[To do]
All of the data, from the first line to the last, should be reproduced without alteration.

Component data from apps and pages

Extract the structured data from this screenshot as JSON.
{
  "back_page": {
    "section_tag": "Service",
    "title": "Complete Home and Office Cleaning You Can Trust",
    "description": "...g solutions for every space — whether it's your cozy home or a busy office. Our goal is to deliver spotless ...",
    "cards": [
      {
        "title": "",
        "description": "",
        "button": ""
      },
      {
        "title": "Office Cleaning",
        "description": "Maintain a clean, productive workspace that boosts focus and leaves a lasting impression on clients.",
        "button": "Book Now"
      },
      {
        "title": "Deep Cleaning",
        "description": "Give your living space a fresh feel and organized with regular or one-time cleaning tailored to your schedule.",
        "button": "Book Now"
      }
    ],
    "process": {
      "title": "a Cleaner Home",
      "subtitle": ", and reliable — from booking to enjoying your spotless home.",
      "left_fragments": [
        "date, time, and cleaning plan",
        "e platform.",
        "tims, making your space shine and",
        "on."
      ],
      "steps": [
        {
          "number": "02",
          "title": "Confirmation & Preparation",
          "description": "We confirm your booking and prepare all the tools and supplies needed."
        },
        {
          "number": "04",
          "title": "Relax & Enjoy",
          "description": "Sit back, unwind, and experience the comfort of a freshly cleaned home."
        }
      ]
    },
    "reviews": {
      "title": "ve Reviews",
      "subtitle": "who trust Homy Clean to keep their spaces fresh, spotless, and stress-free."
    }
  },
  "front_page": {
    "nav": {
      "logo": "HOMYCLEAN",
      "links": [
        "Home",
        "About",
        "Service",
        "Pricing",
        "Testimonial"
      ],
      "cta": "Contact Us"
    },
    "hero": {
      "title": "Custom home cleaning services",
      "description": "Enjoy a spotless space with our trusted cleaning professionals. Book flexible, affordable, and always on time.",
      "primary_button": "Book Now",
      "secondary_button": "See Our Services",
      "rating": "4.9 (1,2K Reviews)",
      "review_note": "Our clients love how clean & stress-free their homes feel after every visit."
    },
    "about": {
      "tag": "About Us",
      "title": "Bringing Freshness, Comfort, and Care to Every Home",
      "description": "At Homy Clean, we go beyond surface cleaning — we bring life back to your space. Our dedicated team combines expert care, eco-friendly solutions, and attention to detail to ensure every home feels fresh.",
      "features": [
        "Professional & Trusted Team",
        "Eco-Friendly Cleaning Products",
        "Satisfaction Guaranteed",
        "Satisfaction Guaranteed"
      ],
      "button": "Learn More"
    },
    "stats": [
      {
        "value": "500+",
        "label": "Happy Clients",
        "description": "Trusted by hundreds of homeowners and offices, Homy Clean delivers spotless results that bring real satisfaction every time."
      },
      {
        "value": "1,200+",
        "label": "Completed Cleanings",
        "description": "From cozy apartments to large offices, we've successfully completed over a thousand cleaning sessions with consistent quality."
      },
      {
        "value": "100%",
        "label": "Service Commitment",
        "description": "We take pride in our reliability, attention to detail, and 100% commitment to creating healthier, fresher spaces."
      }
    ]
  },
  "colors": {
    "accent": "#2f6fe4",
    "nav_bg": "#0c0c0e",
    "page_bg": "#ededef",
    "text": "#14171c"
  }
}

[Reply]
Extract the structured data from this screenshot as JSON.
{
  "back_page": {
    "section_tag": "Service",
    "title": "Complete Home and Office Cleaning You Can Trust",
    "description": "...g solutions for every space — whether it's your cozy home or a busy office. Our goal is to deliver spotless ...",
    "cards": [
      {
        "title": "",
        "description": "",
        "button": ""
      },
      {
        "title": "Office Cleaning",
        "description": "Maintain a clean, productive workspace that boosts focus and leaves a lasting impression on clients.",
        "button": "Book Now"
      },
      {
        "title": "Deep Cleaning",
        "description": "Give your living space a fresh feel and organized with regular or one-time cleaning tailored to your schedule.",
        "button": "Book Now"
      }
    ],
    "process": {
      "title": "a Cleaner Home",
      "subtitle": ", and reliable — from booking to enjoying your spotless home.",
      "left_fragments": [
        "date, time, and cleaning plan",
        "e platform.",
        "tims, making your space shine and",
        "on."
      ],
      "steps": [
        {
          "number": "02",
          "title": "Confirmation & Preparation",
          "description": "We confirm your booking and prepare all the tools and supplies needed."
        },
        {
          "number": "04",
          "title": "Relax & Enjoy",
          "description": "Sit back, unwind, and experience the comfort of a freshly cleaned home."
        }
      ]
    },
    "reviews": {
      "title": "ve Reviews",
      "subtitle": "who trust Homy Clean to keep their spaces fresh, spotless, and stress-free."
    }
  },
  "front_page": {
    "nav": {
      "logo": "HOMYCLEAN",
      "links": [
        "Home",
        "About",
        "Service",
        "Pricing",
        "Testimonial"
      ],
      "cta": "Contact Us"
    },
    "hero": {
      "title": "Custom home cleaning services",
      "description": "Enjoy a spotless space with our trusted cleaning professionals. Book flexible, affordable, and always on time.",
      "primary_button": "Book Now",
      "secondary_button": "See Our Services",
      "rating": "4.9 (1,2K Reviews)",
      "review_note": "Our clients love how clean & stress-free their homes feel after every visit."
    },
    "about": {
      "tag": "About Us",
      "title": "Bringing Freshness, Comfort, and Care to Every Home",
      "description": "At Homy Clean, we go beyond surface cleaning — we bring life back to your space. Our dedicated team combines expert care, eco-friendly solutions, and attention to detail to ensure every home feels fresh.",
      "features": [
        "Professional & Trusted Team",
        "Eco-Friendly Cleaning Products",
        "Satisfaction Guaranteed",
        "Satisfaction Guaranteed"
      ],
      "button": "Learn More"
    },
    "stats": [
      {
        "value": "500+",
        "label": "Happy Clients",
        "description": "Trusted by hundreds of homeowners and offices, Homy Clean delivers spotless results that bring real satisfaction every time."
      },
      {
        "value": "1,200+",
        "label": "Completed Cleanings",
        "description": "From cozy apartments to large offices, we've successfully completed over a thousand cleaning sessions with consistent quality."
      },
      {
        "value": "100%",
        "label": "Service Commitment",
        "description": "We take pride in our reliability, attention to detail, and 100% commitment to creating healthier, fresher spaces."
      }
    ]
  },
  "colors": {
    "accent": "#2f6fe4",
    "nav_bg": "#0c0c0e",
    "page_bg": "#ededef",
    "text": "#14171c"
  }
}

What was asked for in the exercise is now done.